Biological and Environmental Research - Earth and Environmental System Sciences
Earth and Environmental System Modeling
04 June 2018

Oceanic Divide Factors Into Tropical Cyclone Strength

Sea surface temperatures have less influence on tropical cyclone intensification in the Atlantic than in the Pacific.


Tropical cyclones intensify using heat from the ocean surface, so sea surface temperatures (SSTs) under the eye of the storm are critical to their development. However, pre-storm SSTs are poor predictors of tropical cyclone intensification in the Atlantic basin compared to the eastern and northwest Pacific. Researchers at the U.S. Department of Energy’s Pacific Northwest National Laboratory contributed to a study showing that SST does not have as much influence in the Atlantic as in the Pacific. They uncovered a combination of factors explaining why the relationship between SST and tropical cyclone intensification differs among ocean basins.


Sea surface temperatures are one of the most important predictors in statistical hurricane intensity prediction models, which consistently perform better in the Pacific compared to the Atlantic. The findings of this study could help improve statistical model predictions for the Atlantic. 


Sea surface temperature is one of the most important parameters for tropical cyclone intensification.
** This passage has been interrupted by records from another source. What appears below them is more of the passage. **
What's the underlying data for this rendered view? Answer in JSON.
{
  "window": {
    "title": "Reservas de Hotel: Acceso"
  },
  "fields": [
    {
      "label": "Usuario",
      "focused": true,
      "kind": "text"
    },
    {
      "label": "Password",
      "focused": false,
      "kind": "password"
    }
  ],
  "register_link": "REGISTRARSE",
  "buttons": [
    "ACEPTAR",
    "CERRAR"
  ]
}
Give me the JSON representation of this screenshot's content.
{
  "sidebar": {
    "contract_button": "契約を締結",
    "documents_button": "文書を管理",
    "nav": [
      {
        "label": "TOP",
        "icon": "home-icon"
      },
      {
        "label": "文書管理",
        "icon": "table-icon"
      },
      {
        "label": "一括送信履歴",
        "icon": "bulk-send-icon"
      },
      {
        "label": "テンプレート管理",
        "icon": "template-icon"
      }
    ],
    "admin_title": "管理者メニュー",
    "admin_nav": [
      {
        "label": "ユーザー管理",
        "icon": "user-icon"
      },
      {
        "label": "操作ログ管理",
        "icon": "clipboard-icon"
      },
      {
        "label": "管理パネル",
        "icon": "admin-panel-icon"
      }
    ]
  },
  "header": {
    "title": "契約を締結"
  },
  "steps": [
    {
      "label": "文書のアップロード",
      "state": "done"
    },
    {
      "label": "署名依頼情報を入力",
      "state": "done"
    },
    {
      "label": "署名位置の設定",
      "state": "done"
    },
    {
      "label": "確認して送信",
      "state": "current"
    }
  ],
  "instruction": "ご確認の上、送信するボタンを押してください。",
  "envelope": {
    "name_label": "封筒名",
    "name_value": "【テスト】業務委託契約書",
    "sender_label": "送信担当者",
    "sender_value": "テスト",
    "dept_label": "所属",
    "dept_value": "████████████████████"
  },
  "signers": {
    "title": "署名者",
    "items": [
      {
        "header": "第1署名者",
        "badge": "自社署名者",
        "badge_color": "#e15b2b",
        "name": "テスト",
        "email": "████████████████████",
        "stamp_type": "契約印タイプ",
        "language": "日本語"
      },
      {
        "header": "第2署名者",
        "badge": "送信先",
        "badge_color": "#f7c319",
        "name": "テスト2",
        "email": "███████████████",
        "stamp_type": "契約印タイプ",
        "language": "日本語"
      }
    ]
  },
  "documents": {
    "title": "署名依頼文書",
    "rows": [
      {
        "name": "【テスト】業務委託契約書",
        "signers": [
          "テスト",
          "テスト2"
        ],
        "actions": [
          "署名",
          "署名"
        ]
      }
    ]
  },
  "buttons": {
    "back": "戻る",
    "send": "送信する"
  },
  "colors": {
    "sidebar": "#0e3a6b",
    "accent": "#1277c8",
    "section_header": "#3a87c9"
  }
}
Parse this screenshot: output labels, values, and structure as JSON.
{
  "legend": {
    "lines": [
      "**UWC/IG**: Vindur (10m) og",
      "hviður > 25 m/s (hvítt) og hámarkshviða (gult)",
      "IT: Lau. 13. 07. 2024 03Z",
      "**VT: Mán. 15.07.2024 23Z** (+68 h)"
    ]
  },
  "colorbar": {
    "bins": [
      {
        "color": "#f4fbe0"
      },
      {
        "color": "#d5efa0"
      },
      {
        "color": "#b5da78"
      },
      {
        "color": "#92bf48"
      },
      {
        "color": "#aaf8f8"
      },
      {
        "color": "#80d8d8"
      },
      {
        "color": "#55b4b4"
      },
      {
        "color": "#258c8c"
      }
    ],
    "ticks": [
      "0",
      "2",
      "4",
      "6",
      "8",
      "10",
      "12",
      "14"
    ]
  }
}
This study showed that the relationship between SST and tropical cyclone intensification varies considerably among ocean basins, with SST explaining less than 4 percent of the variance in tropical cyclone intensification rates in the Atlantic, 12 percent in the northwest Pacific, and 23 percent in the eastern Pacific.

The study revealed several factors responsible for these interbasin differences. First, SST variability along tropical cyclone tracks is lower in the Atlantic. This is because the SST variability across the domain is relatively small in the Atlantic compared to the eastern Pacific. Also, storm-induced cold wakes in the Atlantic reduce the pre-storm SST contribution to tropical cyclone intensification. The damping occurs because SST tends to vary in phase with tropical cyclone-induced SST cooling: In the Gulf of Mexico and northwestern Atlantic, where SSTs are highest, tropical cyclones tend to be strongest and their translations (the speeds at which they move forward) slowest, resulting in the strongest storm-induced cooling. The tendency for tropical cyclones to be more intense over the warmest SST in the Atlantic also limits the usefulness of SST as a predictor since stronger storms intensify less. Finally, in the northwest Pacific, SST tends to vary out of phase with vertical wind shear (change of wind speed or direction with height) and outflow temperature (the temperature in the upper troposphere). This strengthens the relationship between SST and tropical cyclone intensification more in the northwest Pacific than in the eastern Pacific or Atlantic. 

L. Ruby Leung
Pacific Northwest National Laboratory (PNNL)
Foltz, G, K Balaguru, and S Hagos.  2018.  "Interbasin Differences in the Relationship between SST and Tropical Cyclone Intensification."  Monthly Weather Review 146(3): 853-870.